__Prompt__:
Copy the data exactly. Leave nothing out.

Start of Block

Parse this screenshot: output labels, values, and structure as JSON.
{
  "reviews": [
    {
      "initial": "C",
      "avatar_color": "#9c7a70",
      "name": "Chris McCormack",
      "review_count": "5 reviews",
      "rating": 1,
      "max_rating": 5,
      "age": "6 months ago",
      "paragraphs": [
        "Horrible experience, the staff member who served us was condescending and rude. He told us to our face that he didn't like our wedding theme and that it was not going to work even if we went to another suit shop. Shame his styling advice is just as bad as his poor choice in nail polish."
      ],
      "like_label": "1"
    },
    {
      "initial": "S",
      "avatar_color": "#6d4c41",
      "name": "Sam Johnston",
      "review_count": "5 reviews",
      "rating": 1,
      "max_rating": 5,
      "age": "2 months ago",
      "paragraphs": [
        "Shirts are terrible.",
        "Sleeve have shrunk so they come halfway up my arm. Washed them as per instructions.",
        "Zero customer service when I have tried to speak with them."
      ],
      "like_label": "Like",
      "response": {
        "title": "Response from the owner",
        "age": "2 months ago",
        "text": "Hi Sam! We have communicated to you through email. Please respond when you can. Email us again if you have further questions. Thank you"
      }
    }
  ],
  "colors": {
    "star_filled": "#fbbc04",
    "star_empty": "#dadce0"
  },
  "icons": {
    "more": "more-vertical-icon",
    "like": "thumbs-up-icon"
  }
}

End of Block

__Reply__:
Parse this screenshot: output labels, values, and structure as JSON.
{
  "reviews": [
    {
      "initial": "C",
      "avatar_color": "#9c7a70",
      "name": "Chris McCormack",
      "review_count": "5 reviews",
      "rating": 1,
      "max_rating": 5,
      "age": "6 months ago",
      "paragraphs": [
        "Horrible experience, the staff member who served us was condescending and rude. He told us to our face that he didn't like our wedding theme and that it was not going to work even if we went to another suit shop. Shame his styling advice is just as bad as his poor choice in nail polish."
      ],
      "like_label": "1"
    },
    {
      "initial": "S",
      "avatar_color": "#6d4c41",
      "name": "Sam Johnston",
      "review_count": "5 reviews",
      "rating": 1,
      "max_rating": 5,
      "age": "2 months ago",
      "paragraphs": [
        "Shirts are terrible.",
        "Sleeve have shrunk so they come halfway up my arm. Washed them as per instructions.",
        "Zero customer service when I have tried to speak with them."
      ],
      "like_label": "Like",
      "response": {
        "title": "Response from the owner",
        "age": "2 months ago",
        "text": "Hi Sam! We have communicated to you through email. Please respond when you can. Email us again if you have further questions. Thank you"
      }
    }
  ],
  "colors": {
    "star_filled": "#fbbc04",
    "star_empty": "#dadce0"
  },
  "icons": {
    "more": "more-vertical-icon",
    "like": "thumbs-up-icon"
  }
}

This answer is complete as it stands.